Organisations strive to become more agile so they can respond to change and deal with external forces as they grow. But where does HR stand in delivering an agile workforce? Andrew Whiteaker, director of the employment law team at Boyes Turner, reports on the firm’s recent research among hi-tech businesses.
Business agility is crucial to success, according to a survey we ran recently with many of our tech sector clients. These businesses want to construct themselves in a truly agile way and maintain that agility as they grow. But what is the role for HR in all of this?
Part of the answer lies in not getting carried away by the media hype around the gig economy. Despite all the court time devoted to the minutiae of gig economy employment, the vast majority of businesses we spoke to do not think it has a significant role to play in delivering agility.
Instead the key drivers included employee engagement, training, buy-in across the business, and recruitment were identified as key factors. Music to HR’s ears.
In our research, two-thirds of our respondents said that agility was not being delivered from the top down or the bottom up – instead it was a shared enterprise across the business, involving the management team and crucially HR working with the managers.

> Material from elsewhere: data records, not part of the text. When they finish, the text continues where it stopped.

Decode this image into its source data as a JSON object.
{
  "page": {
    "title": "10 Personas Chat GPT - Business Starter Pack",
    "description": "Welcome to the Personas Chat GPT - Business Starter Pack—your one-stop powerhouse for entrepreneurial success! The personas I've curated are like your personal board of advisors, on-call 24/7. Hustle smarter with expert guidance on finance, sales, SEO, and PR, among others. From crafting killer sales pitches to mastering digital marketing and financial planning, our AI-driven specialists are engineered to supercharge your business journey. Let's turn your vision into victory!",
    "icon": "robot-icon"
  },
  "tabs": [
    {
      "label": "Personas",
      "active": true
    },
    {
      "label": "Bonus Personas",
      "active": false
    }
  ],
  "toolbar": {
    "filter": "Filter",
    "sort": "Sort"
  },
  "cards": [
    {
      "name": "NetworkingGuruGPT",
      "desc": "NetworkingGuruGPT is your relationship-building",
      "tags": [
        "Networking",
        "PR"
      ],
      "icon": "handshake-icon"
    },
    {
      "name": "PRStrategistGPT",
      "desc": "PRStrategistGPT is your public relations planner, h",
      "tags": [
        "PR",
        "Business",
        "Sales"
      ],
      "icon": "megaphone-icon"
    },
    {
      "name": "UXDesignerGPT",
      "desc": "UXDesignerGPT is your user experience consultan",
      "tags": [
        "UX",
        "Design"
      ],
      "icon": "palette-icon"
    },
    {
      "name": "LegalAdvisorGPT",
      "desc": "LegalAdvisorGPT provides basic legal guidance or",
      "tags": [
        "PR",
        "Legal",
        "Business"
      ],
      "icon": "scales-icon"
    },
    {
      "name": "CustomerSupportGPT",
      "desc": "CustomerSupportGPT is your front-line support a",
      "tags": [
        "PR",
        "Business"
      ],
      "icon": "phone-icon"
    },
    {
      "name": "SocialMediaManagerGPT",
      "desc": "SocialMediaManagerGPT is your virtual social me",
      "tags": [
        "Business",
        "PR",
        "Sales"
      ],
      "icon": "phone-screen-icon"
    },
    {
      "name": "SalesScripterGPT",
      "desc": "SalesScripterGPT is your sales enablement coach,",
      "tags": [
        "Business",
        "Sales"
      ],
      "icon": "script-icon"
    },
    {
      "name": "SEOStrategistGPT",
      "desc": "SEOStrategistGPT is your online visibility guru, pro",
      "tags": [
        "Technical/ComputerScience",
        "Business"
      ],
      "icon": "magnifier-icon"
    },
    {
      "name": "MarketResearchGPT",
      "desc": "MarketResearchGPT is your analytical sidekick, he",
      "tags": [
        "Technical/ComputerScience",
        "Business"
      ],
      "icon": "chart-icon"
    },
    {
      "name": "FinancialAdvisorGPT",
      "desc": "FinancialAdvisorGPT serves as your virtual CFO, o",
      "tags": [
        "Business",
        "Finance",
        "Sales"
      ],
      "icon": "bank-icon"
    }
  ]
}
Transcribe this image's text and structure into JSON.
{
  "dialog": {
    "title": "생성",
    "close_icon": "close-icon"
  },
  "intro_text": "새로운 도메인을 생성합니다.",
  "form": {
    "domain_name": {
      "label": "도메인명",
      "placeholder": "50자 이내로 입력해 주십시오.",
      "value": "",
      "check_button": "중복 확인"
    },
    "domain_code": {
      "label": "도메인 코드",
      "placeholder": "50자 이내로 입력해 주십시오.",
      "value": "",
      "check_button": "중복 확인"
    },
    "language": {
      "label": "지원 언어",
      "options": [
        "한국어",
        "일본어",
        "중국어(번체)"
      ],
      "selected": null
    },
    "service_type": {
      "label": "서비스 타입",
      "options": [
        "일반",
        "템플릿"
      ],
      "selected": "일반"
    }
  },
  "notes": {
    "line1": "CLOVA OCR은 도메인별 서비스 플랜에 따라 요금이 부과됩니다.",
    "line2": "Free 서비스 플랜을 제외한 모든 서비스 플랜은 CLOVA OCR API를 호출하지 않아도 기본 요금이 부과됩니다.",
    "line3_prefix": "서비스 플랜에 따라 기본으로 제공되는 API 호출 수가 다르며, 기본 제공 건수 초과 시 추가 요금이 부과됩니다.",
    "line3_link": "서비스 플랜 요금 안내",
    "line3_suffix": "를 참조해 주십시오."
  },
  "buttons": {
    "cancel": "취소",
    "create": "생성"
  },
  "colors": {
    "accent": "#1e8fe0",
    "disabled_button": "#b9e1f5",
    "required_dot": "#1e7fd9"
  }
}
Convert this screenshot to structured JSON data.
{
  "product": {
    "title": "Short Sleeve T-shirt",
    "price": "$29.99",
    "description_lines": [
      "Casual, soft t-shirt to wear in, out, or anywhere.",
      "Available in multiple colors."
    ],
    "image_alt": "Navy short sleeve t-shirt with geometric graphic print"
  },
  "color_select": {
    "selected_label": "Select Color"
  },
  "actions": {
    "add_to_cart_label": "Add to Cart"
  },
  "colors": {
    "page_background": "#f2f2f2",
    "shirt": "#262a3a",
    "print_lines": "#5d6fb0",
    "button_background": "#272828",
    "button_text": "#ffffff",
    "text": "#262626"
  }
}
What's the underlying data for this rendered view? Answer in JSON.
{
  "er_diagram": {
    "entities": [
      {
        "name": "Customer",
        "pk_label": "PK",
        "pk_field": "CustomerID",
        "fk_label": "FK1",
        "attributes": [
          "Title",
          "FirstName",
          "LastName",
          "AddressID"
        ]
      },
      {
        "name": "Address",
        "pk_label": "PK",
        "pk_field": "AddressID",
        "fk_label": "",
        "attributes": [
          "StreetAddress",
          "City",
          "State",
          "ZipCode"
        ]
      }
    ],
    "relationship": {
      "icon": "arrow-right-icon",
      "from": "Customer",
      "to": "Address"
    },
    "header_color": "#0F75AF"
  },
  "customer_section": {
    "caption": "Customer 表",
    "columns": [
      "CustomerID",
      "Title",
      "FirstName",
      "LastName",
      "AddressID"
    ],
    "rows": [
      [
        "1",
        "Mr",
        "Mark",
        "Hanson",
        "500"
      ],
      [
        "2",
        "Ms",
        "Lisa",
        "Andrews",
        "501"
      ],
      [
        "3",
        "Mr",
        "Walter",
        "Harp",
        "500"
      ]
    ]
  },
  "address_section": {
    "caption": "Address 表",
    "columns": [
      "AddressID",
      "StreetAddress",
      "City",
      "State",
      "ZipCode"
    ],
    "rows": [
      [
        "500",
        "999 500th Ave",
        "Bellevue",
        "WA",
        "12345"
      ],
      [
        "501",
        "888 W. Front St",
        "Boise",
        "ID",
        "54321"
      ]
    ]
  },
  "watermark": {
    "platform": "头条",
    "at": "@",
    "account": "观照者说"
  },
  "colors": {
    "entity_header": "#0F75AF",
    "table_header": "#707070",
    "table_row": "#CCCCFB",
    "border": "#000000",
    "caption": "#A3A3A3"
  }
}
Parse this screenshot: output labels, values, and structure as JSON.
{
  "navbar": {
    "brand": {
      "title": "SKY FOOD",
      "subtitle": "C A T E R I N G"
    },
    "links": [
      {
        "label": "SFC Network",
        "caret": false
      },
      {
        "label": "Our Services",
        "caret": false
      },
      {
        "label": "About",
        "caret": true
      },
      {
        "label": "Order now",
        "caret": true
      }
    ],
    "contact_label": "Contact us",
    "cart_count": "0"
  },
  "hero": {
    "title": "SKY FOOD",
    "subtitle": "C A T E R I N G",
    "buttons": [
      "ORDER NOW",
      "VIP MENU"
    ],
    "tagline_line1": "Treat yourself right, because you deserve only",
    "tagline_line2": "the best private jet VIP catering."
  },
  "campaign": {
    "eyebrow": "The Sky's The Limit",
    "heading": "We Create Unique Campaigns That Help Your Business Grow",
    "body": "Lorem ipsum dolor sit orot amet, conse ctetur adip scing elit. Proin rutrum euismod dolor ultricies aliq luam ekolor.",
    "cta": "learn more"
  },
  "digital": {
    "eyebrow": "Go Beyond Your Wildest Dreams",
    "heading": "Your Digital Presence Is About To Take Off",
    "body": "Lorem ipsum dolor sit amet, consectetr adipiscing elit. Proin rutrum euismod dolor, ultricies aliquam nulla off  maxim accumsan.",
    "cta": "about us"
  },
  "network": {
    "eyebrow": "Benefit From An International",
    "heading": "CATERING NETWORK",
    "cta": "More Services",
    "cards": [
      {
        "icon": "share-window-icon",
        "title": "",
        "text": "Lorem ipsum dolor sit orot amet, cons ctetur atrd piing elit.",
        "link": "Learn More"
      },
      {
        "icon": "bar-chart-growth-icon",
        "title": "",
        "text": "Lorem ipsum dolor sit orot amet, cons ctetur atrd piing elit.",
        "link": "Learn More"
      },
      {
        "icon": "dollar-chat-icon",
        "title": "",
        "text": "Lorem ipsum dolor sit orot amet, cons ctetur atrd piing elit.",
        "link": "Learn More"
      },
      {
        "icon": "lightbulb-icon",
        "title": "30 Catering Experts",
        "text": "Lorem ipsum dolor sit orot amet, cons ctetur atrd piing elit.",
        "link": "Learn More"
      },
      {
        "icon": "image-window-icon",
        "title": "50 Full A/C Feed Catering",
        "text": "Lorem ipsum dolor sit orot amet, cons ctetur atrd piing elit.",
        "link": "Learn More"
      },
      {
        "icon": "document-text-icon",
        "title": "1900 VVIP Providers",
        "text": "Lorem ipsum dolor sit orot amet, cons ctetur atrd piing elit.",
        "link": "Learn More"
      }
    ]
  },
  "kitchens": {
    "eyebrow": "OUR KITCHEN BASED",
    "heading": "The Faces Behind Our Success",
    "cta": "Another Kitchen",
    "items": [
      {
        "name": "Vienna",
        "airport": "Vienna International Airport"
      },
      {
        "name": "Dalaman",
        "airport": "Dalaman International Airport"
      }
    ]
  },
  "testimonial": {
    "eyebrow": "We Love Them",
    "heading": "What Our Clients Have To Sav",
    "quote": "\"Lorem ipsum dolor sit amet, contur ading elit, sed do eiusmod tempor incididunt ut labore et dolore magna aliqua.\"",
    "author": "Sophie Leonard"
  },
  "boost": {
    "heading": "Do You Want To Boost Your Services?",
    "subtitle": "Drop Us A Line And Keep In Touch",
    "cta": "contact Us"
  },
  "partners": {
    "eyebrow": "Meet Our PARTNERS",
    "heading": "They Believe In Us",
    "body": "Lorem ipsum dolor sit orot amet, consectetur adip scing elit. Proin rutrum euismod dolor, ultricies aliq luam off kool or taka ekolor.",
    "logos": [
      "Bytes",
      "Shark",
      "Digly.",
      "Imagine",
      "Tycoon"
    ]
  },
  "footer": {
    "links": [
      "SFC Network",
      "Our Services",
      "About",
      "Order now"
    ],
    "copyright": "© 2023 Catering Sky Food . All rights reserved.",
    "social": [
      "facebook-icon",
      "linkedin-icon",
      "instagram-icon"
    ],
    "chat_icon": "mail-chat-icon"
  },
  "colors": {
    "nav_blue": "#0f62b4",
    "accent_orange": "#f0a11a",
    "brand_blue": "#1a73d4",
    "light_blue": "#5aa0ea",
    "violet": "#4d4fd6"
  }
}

Attempts to impose more agile working practices on an unwilling or uninterested workforce may be resisted for failing to meet the requirements or expectations of the employees. Equally, attempts to introduce new working practices without the support of senior management may fail when they come up against other business demands or long-established working practices.
Sixty percent of respondents said they would focus on training and coaching their existing workforce to ensure that it was agile and resilient. Almost two-thirds said they would focus on securing workers with skills and experience to deliver.
One commentator noted that, as his business moved into the agile sphere, it had moved away from recruiting those with knowledge in the sector and instead now looked to people with a broader focus and experience so that the business could benefit from their wider knowledge.
So how can the HR team make a positive impact in the drive for agility?
Increased employee engagement
Genuinely taking an interest in employees and demonstrating their worth to the business is seen as the key step to achieving agility; giving employees a sense they are valued. This is something that is easy to say but perhaps more difficult to achieve, but by engaging in this way HR can assess the expectations of the workforce and ensure that any proposals are addressing those needs.
Talent planning and training
Hot on the heels of engagement in our survey was empowering and improving the existing workforce. This is seen as likely to drive the biggest changes to a business rather than wholesale change. Training programmes for existing employees, driven by learning and development teams, will help employees to approach issues differently and find new ways of working and collaborating.
Coaching and training senior management teams is also an important step. HR can facilitate more agile working practices through engagement and the introduction of new initiatives. However the responsibility for managing the employees remains with those senior managers and it is important that they support those new initiatives and understand their roles and responsibilities.
Whether this is new models of working or working less, from home, or on the train, flexibility enables businesses to recruit from a wider spectrum”
Securing the right resources, with an agile outlook, is seen as key to delivering agility. Roughly 40% of respondents to our survey regarded increased diversity and flexibility as being key drivers. Diversity, not just male/female, but engaging and recruiting a more ethnically diverse workforce will help with different ways of thinking and potentially opening new markets, avoiding the trap of having exclusively “stale, pale, male” teams.
Flexibility of resource
Whether this is new models of working or working less, from home, or on the train, flexibility enables businesses to recruit from a wider spectrum. But it also requires manager buy-in that jobs can be performed part-time.
Along with increased flexibility comes the need to look at contracts, policies and handbooks to ensure that they set out the expectations on employees and accurately reflect the new norms. In addition to this the HR team will need to be astute when considering the wider implications of flexibility, particularly in the light of GDPR.
With employees becoming more agile, HR will need to collaborate with others within the business to consider how employees can log on securely, the data protection implications, and how the business will protect itself from data loss. Employees working remotely may wish to use personal devices, so a robust Bring Your Own Device policy will be required.
Employees working from home will lead to the need to consider the wider implications of health and safety.
Businesses should consider who is responsible for carrying out an H&S audit, whether there is a suitable workstation and whether there are any implications for the display screen equipment regulations.
Alongside all of this change, HR will need to ensure that the contracts and policies are properly and appropriately drafted to reflect reality; there will also be a need to ensure that managers are approaching matters in an even-handed way not favouring the chosen few, allowing them to be agile while finding ways to inhibit the less favoured. They will need to ensure that no unforeseen issues arise associated with decreased mental health in the light of more remote working.
The opportunity for increased agility is great. It provides significant opportunities for businesses that get it right but is also a risk for those who do not ensure they have appropriate systems in place. As always, HR teams are at the centre of all this and have a pivotal role to play.